Either way, the Iraq syndrome is coming. We need to be prepared for the divisiveness, vitriol, self-doubt and recrimination that will be its symptoms. They will be the defining legacy of the Bush administration and neoconservatism's parting gift to America," - Christopher J. Fettweis, an assistant professor of national-security affairs at the U.S. Naval War College.
"Reader Brett Conner, who sent word of this, writes: 'One of the reasons I left the military was being stabbed in the back by our fellow countrymen. It happened to my father in Vietnam, and I didn't want to continue living through the same experience.' I'm afraid a lot of people will view Harry Reid's statement that way.

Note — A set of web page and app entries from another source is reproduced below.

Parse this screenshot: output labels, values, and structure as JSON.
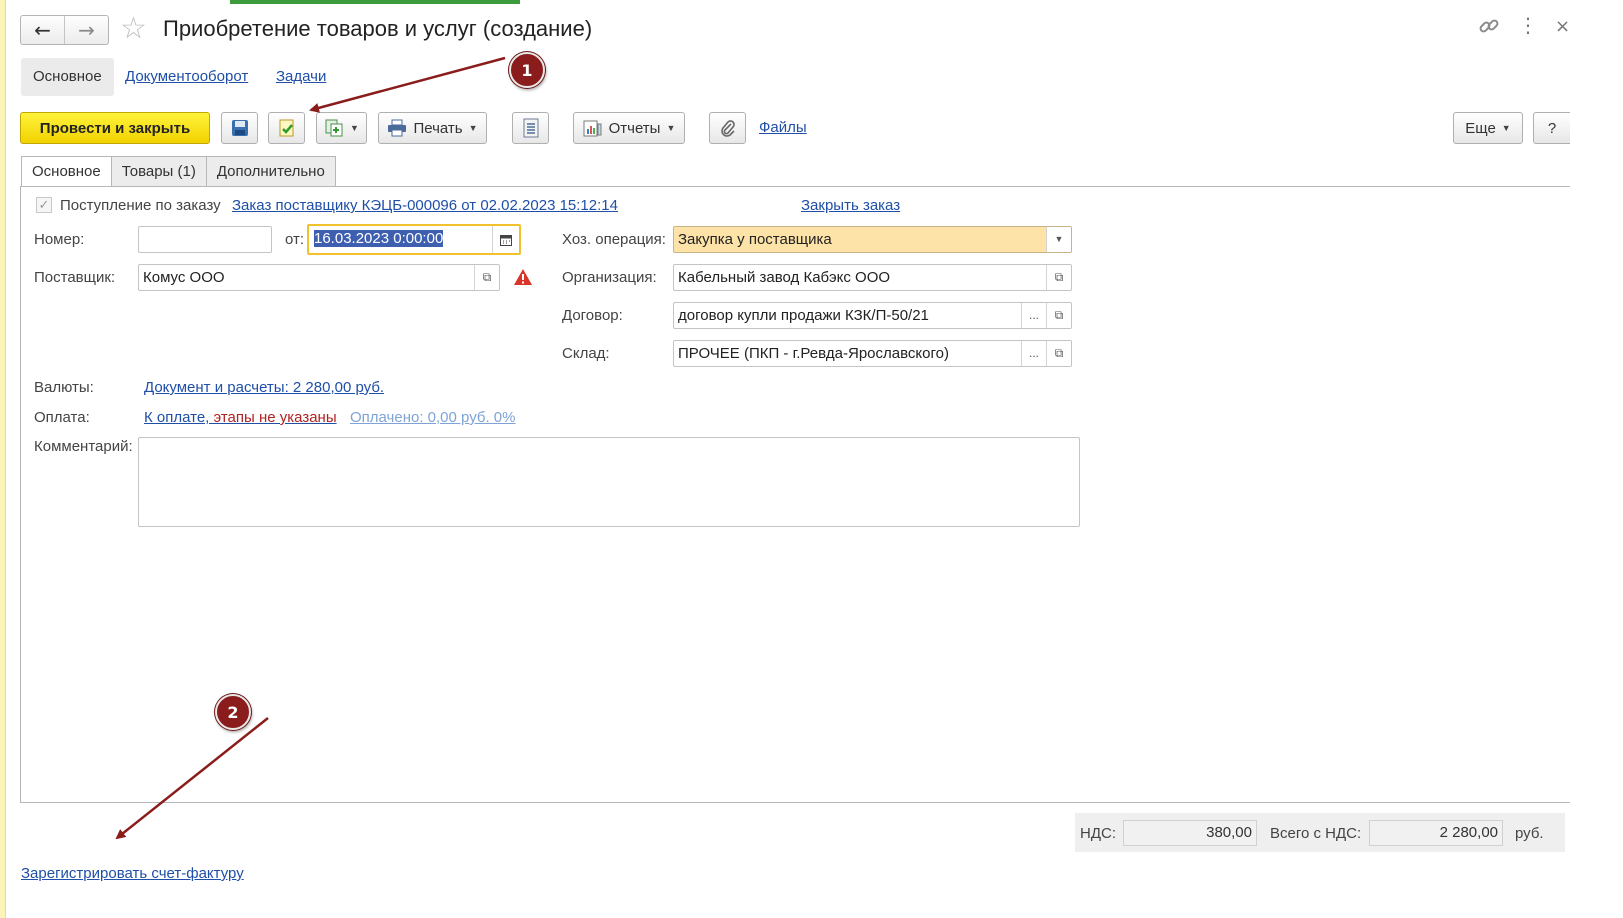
{
  "window": {
    "title": "Приобретение товаров и услуг (создание)",
    "close_glyph": "×"
  },
  "sections": {
    "main": "Основное",
    "docflow": "Документооборот",
    "tasks": "Задачи"
  },
  "toolbar": {
    "post_and_close": "Провести и закрыть",
    "print": "Печать",
    "reports": "Отчеты",
    "files": "Файлы",
    "more": "Еще",
    "help": "?"
  },
  "tabs": [
    "Основное",
    "Товары (1)",
    "Дополнительно"
  ],
  "form": {
    "by_order_label": "Поступление по заказу",
    "order_link": "Заказ поставщику КЭЦБ-000096 от 02.02.2023 15:12:14",
    "close_order": "Закрыть заказ",
    "number_label": "Номер:",
    "number_value": "",
    "date_label": "от:",
    "date_value": "16.03.2023  0:00:00",
    "supplier_label": "Поставщик:",
    "supplier_value": "Комус ООО",
    "operation_label": "Хоз. операция:",
    "operation_value": "Закупка у поставщика",
    "org_label": "Организация:",
    "org_value": "Кабельный завод Кабэкс ООО",
    "contract_label": "Договор:",
    "contract_value": "договор купли продажи КЗК/П-50/21",
    "warehouse_label": "Склад:",
    "warehouse_value": "ПРОЧЕЕ (ПКП - г.Ревда-Ярославского)",
    "currency_label": "Валюты:",
    "currency_link": "Документ и расчеты: 2 280,00 руб.",
    "payment_label": "Оплата:",
    "payment_link_a": "К оплате, ",
    "payment_link_b": "этапы не указаны",
    "paid_link": "Оплачено: 0,00 руб. 0%",
    "comment_label": "Комментарий:",
    "comment_value": "",
    "ellipsis": "..."
  },
  "footer": {
    "vat_label": "НДС:",
    "vat_value": "380,00",
    "total_label": "Всего с НДС:",
    "total_value": "2 280,00",
    "currency": "руб.",
    "register_invoice": "Зарегистрировать счет-фактуру"
  },
  "annotations": {
    "badge_1": "1",
    "badge_2": "2",
    "arrow_color": "#8b1c1c"
  },
  "colors": {
    "primary_button": "#f5dc00",
    "link": "#1f4fa7",
    "highlight_field": "#fde3a8",
    "warning": "#d9352a"
  }
}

Of course, some folks like the way the Vietnam War turned out," - Glenn Reynolds, dress-rehearsing the "stab-in-the-back" canard he will surely use to scapegoat, rather than understand, the total failure of the president he voted for twice.
The pro-war right is surely not going to take defeat in Iraq or at home gently. If we withdraw from Iraq in the next year, and a terror attack occurs in the U.S., regardless of its provenance, watch Giuliani blame the Democrats and try to win the election on a classic "we-were-stabbed-in-the-back-we need-a-strong-leader" message. The constitutional dangers of such a move are, of course, grave. I can indeed see a scenario in which a classic fascist-style appeal to wounded nationalism - combined with a call to suspend constitutional protections in favor of a presidential protectorate and a Weimar-style "stab-in-the-back" smear against the MSM - will become the mantra of the Southern-dominated GOP in the next election. If you can't see it coming, you don't know who they are.